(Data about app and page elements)
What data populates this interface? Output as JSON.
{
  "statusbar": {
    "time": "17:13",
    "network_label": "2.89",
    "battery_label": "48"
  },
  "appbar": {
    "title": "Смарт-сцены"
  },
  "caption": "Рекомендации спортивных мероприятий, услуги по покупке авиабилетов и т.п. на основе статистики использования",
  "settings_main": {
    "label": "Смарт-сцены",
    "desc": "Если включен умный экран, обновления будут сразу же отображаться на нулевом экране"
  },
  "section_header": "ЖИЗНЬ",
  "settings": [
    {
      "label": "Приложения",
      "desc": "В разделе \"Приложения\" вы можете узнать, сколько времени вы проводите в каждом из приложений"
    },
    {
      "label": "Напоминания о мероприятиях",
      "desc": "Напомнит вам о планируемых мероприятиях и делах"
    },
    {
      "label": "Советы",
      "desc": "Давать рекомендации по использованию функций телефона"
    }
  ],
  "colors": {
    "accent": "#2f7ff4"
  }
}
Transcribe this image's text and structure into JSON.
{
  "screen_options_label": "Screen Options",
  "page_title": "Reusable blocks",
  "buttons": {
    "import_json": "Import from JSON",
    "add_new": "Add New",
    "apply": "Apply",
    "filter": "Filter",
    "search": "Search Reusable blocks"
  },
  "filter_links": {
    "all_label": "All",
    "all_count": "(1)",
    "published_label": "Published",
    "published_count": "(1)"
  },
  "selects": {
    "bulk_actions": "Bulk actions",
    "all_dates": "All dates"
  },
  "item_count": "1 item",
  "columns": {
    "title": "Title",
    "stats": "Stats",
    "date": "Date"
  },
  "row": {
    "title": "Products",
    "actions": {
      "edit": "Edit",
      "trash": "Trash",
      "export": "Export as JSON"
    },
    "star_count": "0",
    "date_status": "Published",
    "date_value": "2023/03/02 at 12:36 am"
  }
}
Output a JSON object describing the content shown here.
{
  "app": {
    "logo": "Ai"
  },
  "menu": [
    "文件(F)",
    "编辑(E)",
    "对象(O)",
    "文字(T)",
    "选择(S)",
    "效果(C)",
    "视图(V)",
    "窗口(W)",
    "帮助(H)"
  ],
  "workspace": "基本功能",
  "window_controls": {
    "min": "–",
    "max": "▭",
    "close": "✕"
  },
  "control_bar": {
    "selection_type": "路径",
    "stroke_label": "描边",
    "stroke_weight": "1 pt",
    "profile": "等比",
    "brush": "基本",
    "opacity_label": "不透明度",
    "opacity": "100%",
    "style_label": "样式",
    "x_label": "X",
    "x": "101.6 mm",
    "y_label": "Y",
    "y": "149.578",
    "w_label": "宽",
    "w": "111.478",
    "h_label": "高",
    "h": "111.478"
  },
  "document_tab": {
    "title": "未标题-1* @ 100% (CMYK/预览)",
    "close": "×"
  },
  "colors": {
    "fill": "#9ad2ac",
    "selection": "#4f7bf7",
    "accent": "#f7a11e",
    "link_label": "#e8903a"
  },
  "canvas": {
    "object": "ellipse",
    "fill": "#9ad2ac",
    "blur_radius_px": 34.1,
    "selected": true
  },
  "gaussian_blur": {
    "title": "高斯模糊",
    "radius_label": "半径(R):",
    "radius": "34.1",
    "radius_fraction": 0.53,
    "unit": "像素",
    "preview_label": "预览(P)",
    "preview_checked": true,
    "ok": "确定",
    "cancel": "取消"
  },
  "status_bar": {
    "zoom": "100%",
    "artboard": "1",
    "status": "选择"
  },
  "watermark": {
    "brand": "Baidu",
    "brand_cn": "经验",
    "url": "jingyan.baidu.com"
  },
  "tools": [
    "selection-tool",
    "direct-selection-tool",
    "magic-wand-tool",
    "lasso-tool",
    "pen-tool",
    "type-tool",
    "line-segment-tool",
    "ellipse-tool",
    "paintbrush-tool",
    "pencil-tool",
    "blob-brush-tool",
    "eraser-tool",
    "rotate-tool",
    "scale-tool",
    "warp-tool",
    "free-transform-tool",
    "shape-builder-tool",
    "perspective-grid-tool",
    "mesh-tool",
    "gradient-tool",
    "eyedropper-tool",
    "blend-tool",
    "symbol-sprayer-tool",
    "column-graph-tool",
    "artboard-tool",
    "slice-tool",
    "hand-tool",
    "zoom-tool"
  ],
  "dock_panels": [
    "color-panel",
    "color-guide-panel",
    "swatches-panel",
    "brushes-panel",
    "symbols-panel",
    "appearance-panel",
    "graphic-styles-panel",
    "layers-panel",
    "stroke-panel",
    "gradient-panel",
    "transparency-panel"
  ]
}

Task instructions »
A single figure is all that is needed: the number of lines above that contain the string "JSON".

Solution »
5